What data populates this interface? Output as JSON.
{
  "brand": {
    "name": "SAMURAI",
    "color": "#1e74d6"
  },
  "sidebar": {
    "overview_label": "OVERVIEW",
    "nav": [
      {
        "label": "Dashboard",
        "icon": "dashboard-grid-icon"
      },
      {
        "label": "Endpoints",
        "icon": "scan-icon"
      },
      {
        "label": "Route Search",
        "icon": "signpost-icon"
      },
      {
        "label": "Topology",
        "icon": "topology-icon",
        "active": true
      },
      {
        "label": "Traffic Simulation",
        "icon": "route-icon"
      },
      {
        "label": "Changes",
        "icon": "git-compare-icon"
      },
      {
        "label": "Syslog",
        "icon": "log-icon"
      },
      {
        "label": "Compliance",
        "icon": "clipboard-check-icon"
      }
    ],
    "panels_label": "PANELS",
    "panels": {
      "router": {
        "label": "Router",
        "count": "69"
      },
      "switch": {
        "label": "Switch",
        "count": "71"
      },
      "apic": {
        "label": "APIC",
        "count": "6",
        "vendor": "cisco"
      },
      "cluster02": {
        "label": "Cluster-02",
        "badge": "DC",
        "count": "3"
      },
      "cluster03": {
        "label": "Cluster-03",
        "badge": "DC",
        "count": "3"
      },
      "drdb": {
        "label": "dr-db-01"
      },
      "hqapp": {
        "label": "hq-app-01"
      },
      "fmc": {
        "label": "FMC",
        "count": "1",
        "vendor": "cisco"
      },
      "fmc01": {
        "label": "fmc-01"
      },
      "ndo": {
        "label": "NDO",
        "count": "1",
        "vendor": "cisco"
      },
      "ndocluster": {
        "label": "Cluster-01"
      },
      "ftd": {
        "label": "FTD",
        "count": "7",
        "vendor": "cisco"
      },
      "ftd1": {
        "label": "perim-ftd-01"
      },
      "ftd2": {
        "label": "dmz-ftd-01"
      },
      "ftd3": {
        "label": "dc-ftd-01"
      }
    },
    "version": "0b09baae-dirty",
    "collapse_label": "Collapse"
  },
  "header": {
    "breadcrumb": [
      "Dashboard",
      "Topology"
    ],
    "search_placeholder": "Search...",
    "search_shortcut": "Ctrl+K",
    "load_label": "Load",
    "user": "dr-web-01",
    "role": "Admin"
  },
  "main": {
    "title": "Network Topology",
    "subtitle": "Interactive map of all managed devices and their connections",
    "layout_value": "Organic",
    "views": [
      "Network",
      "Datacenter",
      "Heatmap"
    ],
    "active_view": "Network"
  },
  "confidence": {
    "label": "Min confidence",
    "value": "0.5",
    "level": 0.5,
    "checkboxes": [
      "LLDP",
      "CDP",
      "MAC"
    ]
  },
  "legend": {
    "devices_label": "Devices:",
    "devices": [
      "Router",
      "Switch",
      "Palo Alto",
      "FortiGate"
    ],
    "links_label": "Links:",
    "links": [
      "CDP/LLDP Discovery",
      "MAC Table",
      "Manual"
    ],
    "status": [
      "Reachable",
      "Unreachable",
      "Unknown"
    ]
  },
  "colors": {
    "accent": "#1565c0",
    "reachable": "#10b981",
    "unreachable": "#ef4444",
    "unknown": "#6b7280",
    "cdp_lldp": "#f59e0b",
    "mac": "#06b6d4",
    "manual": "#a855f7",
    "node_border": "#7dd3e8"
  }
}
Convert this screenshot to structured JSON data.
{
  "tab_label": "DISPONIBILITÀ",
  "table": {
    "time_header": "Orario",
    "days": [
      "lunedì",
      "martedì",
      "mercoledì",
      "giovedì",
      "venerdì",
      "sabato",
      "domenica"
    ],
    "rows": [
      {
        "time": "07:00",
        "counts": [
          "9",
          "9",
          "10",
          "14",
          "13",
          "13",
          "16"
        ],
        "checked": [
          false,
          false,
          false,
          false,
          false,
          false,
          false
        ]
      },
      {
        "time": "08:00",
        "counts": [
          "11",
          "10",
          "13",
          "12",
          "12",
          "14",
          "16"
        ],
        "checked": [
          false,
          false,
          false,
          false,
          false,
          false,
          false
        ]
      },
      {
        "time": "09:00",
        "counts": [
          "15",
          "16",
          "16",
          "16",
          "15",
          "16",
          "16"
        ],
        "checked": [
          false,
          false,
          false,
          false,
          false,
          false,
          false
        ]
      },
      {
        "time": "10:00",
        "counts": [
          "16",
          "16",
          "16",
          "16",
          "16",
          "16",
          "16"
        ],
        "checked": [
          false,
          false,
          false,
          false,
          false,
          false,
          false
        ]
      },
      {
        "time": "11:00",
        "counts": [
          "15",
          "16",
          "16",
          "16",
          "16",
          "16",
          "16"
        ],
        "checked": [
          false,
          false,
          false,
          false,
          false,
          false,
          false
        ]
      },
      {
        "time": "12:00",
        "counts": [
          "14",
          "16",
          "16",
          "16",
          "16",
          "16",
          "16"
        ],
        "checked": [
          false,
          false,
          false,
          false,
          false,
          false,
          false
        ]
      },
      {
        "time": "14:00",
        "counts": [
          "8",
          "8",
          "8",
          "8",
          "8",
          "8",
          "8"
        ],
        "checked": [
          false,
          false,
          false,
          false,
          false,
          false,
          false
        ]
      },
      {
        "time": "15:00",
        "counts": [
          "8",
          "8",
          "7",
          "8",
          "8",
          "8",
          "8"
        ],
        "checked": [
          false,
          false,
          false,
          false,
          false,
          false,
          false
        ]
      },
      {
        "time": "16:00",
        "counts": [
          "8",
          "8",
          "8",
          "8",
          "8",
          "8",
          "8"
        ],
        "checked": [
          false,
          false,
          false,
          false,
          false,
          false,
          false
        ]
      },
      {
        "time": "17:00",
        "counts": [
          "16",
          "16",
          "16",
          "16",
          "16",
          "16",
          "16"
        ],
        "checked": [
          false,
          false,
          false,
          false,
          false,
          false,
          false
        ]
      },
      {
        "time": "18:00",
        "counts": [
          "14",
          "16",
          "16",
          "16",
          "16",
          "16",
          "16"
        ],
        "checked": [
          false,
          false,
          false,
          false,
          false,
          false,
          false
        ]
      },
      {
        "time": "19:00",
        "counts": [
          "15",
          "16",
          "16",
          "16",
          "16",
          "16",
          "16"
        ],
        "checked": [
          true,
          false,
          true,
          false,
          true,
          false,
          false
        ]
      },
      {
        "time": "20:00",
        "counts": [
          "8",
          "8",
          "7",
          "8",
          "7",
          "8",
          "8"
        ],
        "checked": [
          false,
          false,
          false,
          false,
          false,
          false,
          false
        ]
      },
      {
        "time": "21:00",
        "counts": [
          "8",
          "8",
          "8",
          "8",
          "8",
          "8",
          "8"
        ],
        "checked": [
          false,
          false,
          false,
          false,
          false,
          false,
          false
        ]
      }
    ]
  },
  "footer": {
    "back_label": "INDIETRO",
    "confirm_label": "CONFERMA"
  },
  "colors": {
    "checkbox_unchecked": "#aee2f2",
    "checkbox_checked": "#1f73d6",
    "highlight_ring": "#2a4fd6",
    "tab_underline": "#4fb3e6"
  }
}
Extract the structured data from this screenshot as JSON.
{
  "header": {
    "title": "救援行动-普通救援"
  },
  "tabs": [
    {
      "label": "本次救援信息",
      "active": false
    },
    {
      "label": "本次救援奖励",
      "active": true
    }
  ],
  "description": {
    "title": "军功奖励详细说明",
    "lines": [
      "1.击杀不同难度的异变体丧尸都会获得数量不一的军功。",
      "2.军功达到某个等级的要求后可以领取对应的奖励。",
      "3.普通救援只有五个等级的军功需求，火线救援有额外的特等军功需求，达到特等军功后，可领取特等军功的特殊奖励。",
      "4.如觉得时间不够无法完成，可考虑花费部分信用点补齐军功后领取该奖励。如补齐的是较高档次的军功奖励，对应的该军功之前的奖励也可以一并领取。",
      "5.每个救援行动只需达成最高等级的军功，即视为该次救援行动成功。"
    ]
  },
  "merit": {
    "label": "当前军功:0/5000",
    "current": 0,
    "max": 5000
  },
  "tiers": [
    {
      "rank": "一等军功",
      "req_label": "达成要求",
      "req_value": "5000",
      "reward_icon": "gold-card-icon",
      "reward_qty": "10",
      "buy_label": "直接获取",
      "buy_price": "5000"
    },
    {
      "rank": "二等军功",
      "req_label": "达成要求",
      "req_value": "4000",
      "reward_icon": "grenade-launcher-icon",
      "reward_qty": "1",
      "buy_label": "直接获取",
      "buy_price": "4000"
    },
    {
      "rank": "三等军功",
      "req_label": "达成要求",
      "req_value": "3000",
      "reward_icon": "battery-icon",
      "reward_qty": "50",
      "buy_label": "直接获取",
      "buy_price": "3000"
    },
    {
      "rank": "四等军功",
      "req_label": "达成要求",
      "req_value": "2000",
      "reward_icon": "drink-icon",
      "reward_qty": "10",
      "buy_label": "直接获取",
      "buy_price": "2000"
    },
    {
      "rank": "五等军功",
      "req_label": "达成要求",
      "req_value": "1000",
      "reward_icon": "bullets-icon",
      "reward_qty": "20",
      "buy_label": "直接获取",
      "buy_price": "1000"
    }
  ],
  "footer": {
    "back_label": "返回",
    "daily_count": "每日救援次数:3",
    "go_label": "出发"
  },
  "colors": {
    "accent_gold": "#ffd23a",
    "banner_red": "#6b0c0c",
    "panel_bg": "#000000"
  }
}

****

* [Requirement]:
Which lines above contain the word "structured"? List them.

* [Answer for the task]:
Convert this screenshot to structured JSON data.
Extract the structured data from this screenshot as JSON.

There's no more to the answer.